    Had to laugh at your comment that your favorite image after 90 minutes of shooting was your favorite. Isn’t it odd how often that happens? We had 90 minutes to photograph golden monkeys in Rwanda. For 89 minutes I got nothing at all, Zilch. The guide told us to pack up. Monkey came out in perfect light and gave me a beautiful shot and then approached for its portrait. I guess it felt sorry for me! As some say, “keep shooting!”

    • avatar Arthur Morris/BIRDS AS ART

      It happens that way often. Then once we get something nice we are more apt to pack up and leave…. With macro it often works just the opposite–the first one if often the winner.

      • avatar Bill Richardson

        BTW, I just sent you my 600mm B&H order number to see if you can expedite it, especially since you are now in NY. ;-0

  • avatar Alan Lillich

    Hey Artie,

    I’m amazed by the upper bill in the closeup. The optimized image shows a line of dimples along the lower edge of the upper bill. In the original I can see one dimple next to the nare, and maybe one closer to the tip. Were you able to recover the others somehow from under the mud, or did you end up cloning the clear one? Either way it sure is seamless work. And an implicit lesson to me to spend more time collecting and studying closeups to learn that features like that even exist – I would have cleaned it to a smooth bill.

    Do you think the saddle on the top of the upper bill is from wear?

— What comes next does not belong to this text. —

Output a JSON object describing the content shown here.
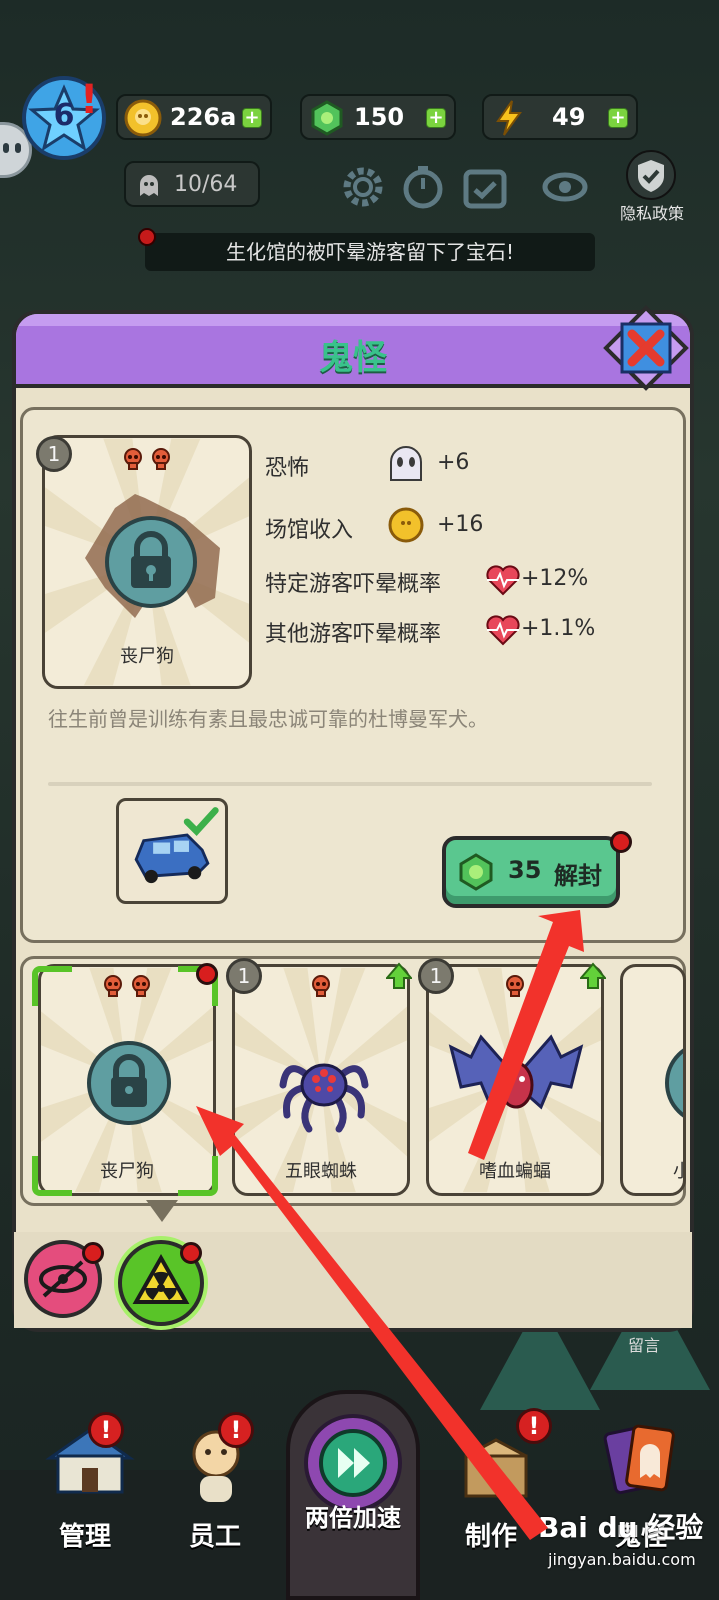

    Are the two highlights in the eye from two light sources or two internal reflections?

    thanks for the lessons,
    Alan

    • avatar Arthur Morris/BIRDS AS ART

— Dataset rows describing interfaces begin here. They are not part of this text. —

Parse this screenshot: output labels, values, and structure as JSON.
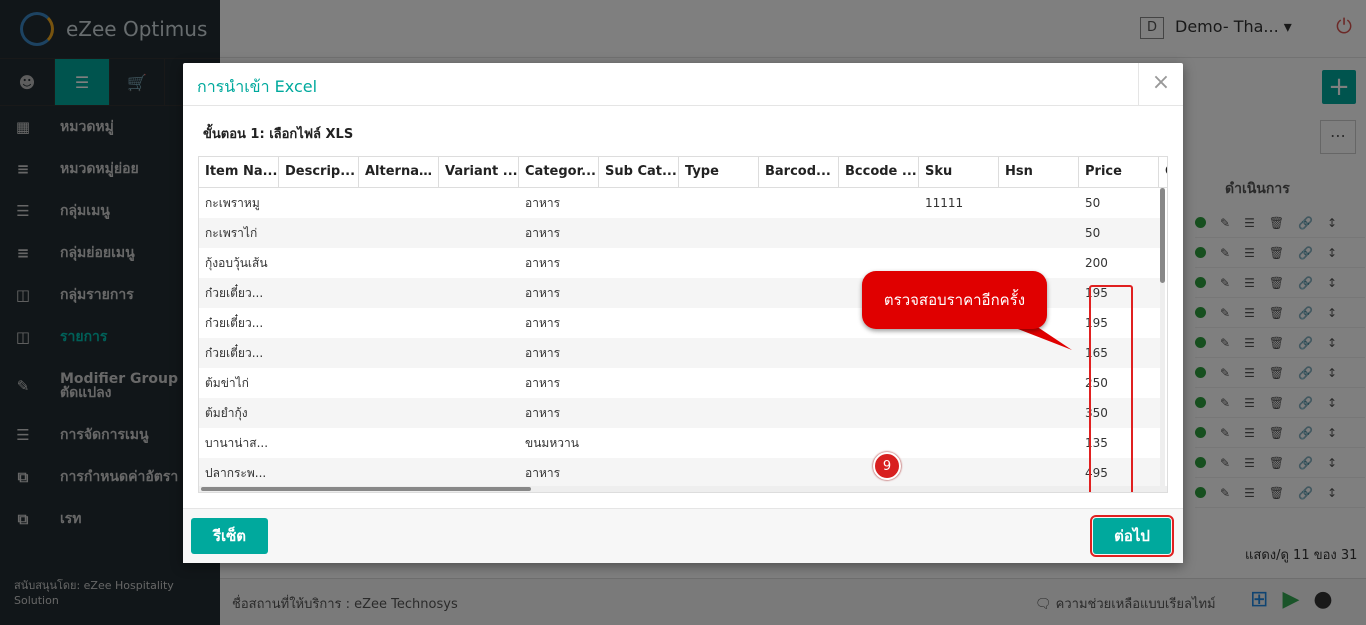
{
  "app": {
    "brand": "eZee Optimus",
    "property": "Demo- Tha...",
    "property_badge": "D"
  },
  "sidebar": {
    "items": [
      {
        "label": "หมวดหมู่",
        "icon": "table-icon"
      },
      {
        "label": "หมวดหมู่ย่อย",
        "icon": "list-icon"
      },
      {
        "label": "กลุ่มเมนู",
        "icon": "list-icon"
      },
      {
        "label": "กลุ่มย่อยเมนู",
        "icon": "list-icon"
      },
      {
        "label": "กลุ่มรายการ",
        "icon": "box-icon"
      },
      {
        "label": "รายการ",
        "icon": "box-icon"
      },
      {
        "label": "Modifier Group / กลุ่ม",
        "label2": "ตัดแปลง",
        "icon": "edit-icon"
      },
      {
        "label": "การจัดการเมนู",
        "icon": "menu-icon"
      },
      {
        "label": "การกำหนดค่าอัตรา",
        "icon": "copy-icon"
      },
      {
        "label": "เรท",
        "icon": "copy-icon"
      }
    ],
    "footer": "สนับสนุนโดย: eZee Hospitality Solution"
  },
  "right_panel": {
    "action_header": "ดำเนินการ",
    "paging": "แสดง/ดู 11 ของ 31"
  },
  "bottom": {
    "company": "ชื่อสถานที่ให้บริการ : eZee Technosys",
    "support": "ความช่วยเหลือแบบเรียลไทม์"
  },
  "modal": {
    "title": "การนำเข้า Excel",
    "close": "×",
    "step": "ขั้นตอน 1: เลือกไฟล์ XLS",
    "columns": [
      "Item Na...",
      "Descrip...",
      "Alternat...",
      "Variant ...",
      "Categor...",
      "Sub Cat...",
      "Type",
      "Barcod...",
      "Bccode ...",
      "Sku",
      "Hsn",
      "Price",
      "C"
    ],
    "rows": [
      [
        "กะเพราหมู",
        "",
        "",
        "",
        "อาหาร",
        "",
        "",
        "",
        "",
        "11111",
        "",
        "50"
      ],
      [
        "กะเพราไก่",
        "",
        "",
        "",
        "อาหาร",
        "",
        "",
        "",
        "",
        "",
        "",
        "50"
      ],
      [
        "กุ้งอบวุ้นเส้น",
        "",
        "",
        "",
        "อาหาร",
        "",
        "",
        "",
        "",
        "",
        "",
        "200"
      ],
      [
        "ก๋วยเตี๋ยว...",
        "",
        "",
        "",
        "อาหาร",
        "",
        "",
        "",
        "",
        "",
        "",
        "195"
      ],
      [
        "ก๋วยเตี๋ยว...",
        "",
        "",
        "",
        "อาหาร",
        "",
        "",
        "",
        "",
        "",
        "",
        "195"
      ],
      [
        "ก๋วยเตี๋ยว...",
        "",
        "",
        "",
        "อาหาร",
        "",
        "",
        "",
        "",
        "",
        "",
        "165"
      ],
      [
        "ต้มข่าไก่",
        "",
        "",
        "",
        "อาหาร",
        "",
        "",
        "",
        "",
        "",
        "",
        "250"
      ],
      [
        "ต้มยำกุ้ง",
        "",
        "",
        "",
        "อาหาร",
        "",
        "",
        "",
        "",
        "",
        "",
        "350"
      ],
      [
        "บานาน่าส...",
        "",
        "",
        "",
        "ขนมหวาน",
        "",
        "",
        "",
        "",
        "",
        "",
        "135"
      ],
      [
        "ปลากระพ...",
        "",
        "",
        "",
        "อาหาร",
        "",
        "",
        "",
        "",
        "",
        "",
        "495"
      ]
    ],
    "callout": "ตรวจสอบราคาอีกครั้ง",
    "reset_label": "รีเซ็ต",
    "next_label": "ต่อไป",
    "step_badge": "9"
  }
}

      Thanks Alan. The perfect patterns were maintained by using a series of repeated Quick Mask layers. After I you are happy with the first layer just hit Control J, drag (V) the new layer, and continue as needed. I think that most birds of this species have that little depressed ridge on the bill. One highlight from the sun, one from the reflection of the sun in the puddle 🙂 I thought that I had evicted the 2nd one but see that I had only reduced it.

      Denise and I are looking forward to seeing you and Pat on Midway and in Holland!